I often get asked what we have growing now. Sometimes the questions reflect an amazing lack of awareness of how and when food grows–another product of our cultural disconnection with raising food.
These days we are on the eve of a great explosion of food. Soon keeping up with harvesting will be our major challenge. Much is on the way.
The grapes won’t be ready to pick for a while, but they’re on the way. Because we don’t spray our grapes, we battle black rot every year. One of the necessary chores this time of year is picking off the affected grapes to try to prevent the rot from spreading.
We’ve let the asparagus go to fern and it is growing like crazy. The patch hums with honeybees enjoying the nectar on the blooms. This is the time of year we fertilize the patch (naturally, with horse manure). In eight or nine months we’ll be enjoying fresh aparagus again. Until then, we have plenty put away in the freezer.
Although the potatoes won’t be fully mature for harvest for another couple of months, they seem to be doing great. Fighting back the Colorado potato beetles is always a challenge, but we seem to have won. We’ve checked the tubers and they’re already large and (judging from the one I ate recently) tasty. We’re growing Yukon Gold and Kennebecks.
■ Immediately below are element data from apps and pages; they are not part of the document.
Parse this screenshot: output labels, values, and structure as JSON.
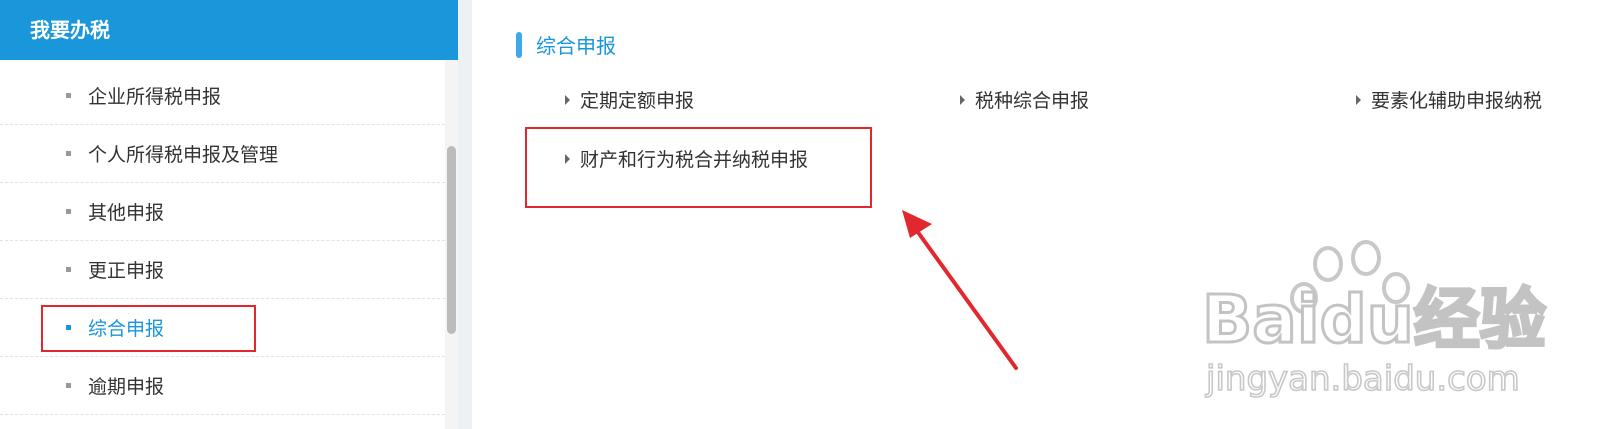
{
  "sidebar": {
    "title": "我要办税",
    "items": [
      {
        "label": "企业所得税申报"
      },
      {
        "label": "个人所得税申报及管理"
      },
      {
        "label": "其他申报"
      },
      {
        "label": "更正申报"
      },
      {
        "label": "综合申报",
        "active": true
      },
      {
        "label": "逾期申报"
      }
    ]
  },
  "main": {
    "section_title": "综合申报",
    "links": [
      {
        "label": "定期定额申报"
      },
      {
        "label": "税种综合申报"
      },
      {
        "label": "要素化辅助申报纳税"
      },
      {
        "label": "财产和行为税合并纳税申报"
      }
    ]
  },
  "watermark": {
    "brand": "Baidu经验",
    "url": "jingyan.baidu.com"
  },
  "colors": {
    "accent": "#1a96da",
    "highlight": "#e1282e"
  }
}
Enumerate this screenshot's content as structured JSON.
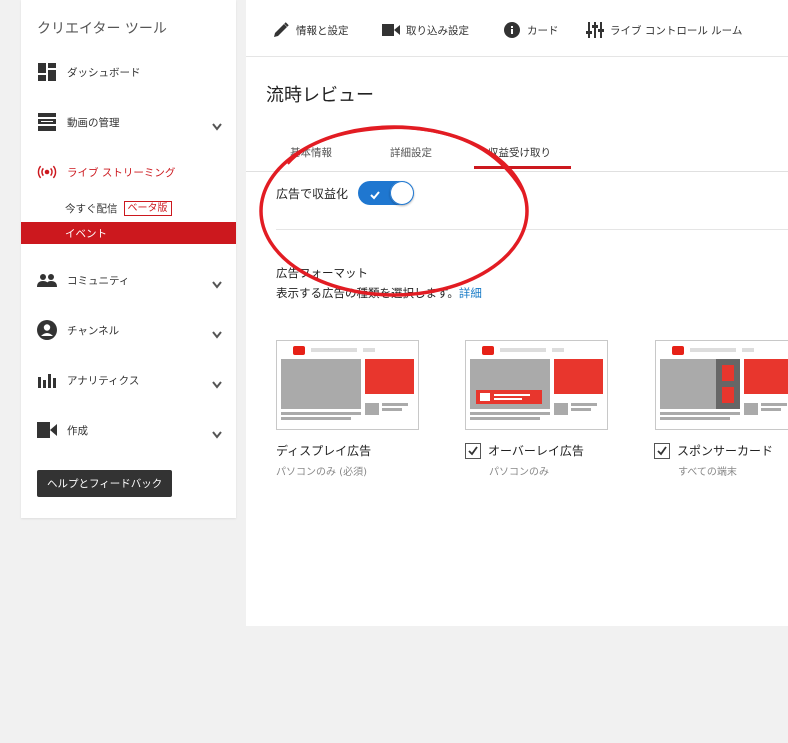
{
  "sidebar": {
    "title": "クリエイター ツール",
    "items": [
      {
        "label": "ダッシュボード",
        "icon": "dashboard-icon"
      },
      {
        "label": "動画の管理",
        "icon": "video-manager-icon"
      },
      {
        "label": "ライブ ストリーミング",
        "icon": "live-icon"
      },
      {
        "label": "コミュニティ",
        "icon": "community-icon"
      },
      {
        "label": "チャンネル",
        "icon": "channel-icon"
      },
      {
        "label": "アナリティクス",
        "icon": "analytics-icon"
      },
      {
        "label": "作成",
        "icon": "create-icon"
      }
    ],
    "sub": {
      "now_label": "今すぐ配信",
      "beta": "ベータ版",
      "events_label": "イベント"
    },
    "help_button": "ヘルプとフィードバック"
  },
  "toolbar": {
    "info_settings": "情報と設定",
    "ingest_settings": "取り込み設定",
    "cards": "カード",
    "live_control_room": "ライブ コントロール ルーム"
  },
  "main": {
    "title": "流時レビュー",
    "tabs": [
      "基本情報",
      "詳細設定",
      "収益受け取り"
    ],
    "active_tab": "収益受け取り",
    "monetize_label": "広告で収益化",
    "monetize_enabled": true,
    "ad_formats_title": "広告フォーマット",
    "ad_formats_desc": "表示する広告の種類を選択します。",
    "details_link": "詳細",
    "formats": [
      {
        "name": "ディスプレイ広告",
        "note": "パソコンのみ (必須)",
        "checkbox": false
      },
      {
        "name": "オーバーレイ広告",
        "note": "パソコンのみ",
        "checkbox": true,
        "checked": true
      },
      {
        "name": "スポンサーカード",
        "note": "すべての端末",
        "checkbox": true,
        "checked": true
      }
    ]
  },
  "colors": {
    "accent_red": "#cc181e",
    "toggle_blue": "#1f77d0",
    "link_blue": "#167ac6"
  }
}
The Yukon Golds taste better (in my opinion) but they don’t keep as well as the Kennebecks. So we’ll eat the Yukons first, and save the Kennebecks for late winter.
We’ve planted over 200 tomato plants, as well as a lot of eggplant, okra, cantaloupes, bell peppers, yellow crookneck squash, zucchini, and cucumbers. Everything is growing fast and when it all comes in it will seem overwhelming.
The English peas are winding down. We’ve put away a lot of them for the winter and we’ve feasted on fresh ones. Soon I’ll be plowing them under and planting blackeyed peas in the same garden.
We have a large garden of sweet corn–mainly the Silver Queen variety. When it’s ready, we’ll take a day to harvest and put it up. An annual event we call Corn Day on White Flint Farm.
We’re growing lots on onions this year. I normally aim to harvest them around July 4.
We also have lots of garlic in the ground. Usually we harvest our garlic at the end of May, but this year it wasn’t ready. Hopefully it will be soon.
The blackberries are starting to ripen.
We recently planted our sweet potatoes–mostly Oklahoma Reds, but also some Maple Leafs.
Finally, we have a large garden of Roma snap beans. They’ll be in soon too. Delicious.
In mid-August we’ll plant broccoli, cauliflower and Brussel sprouts in a garden that is now covered in sorghum/sudangrass (milo) that operates as a green manure. We’ll plow it in as biomass before planting the brassicas.
This fall we’ll also plant spinach, kale, turnip greens and mustard greens, as well as next year’s garlic. We should be picking apples and pears by then too.
I probably left some things out, but in case you’re wondering, that’s what we have growing now.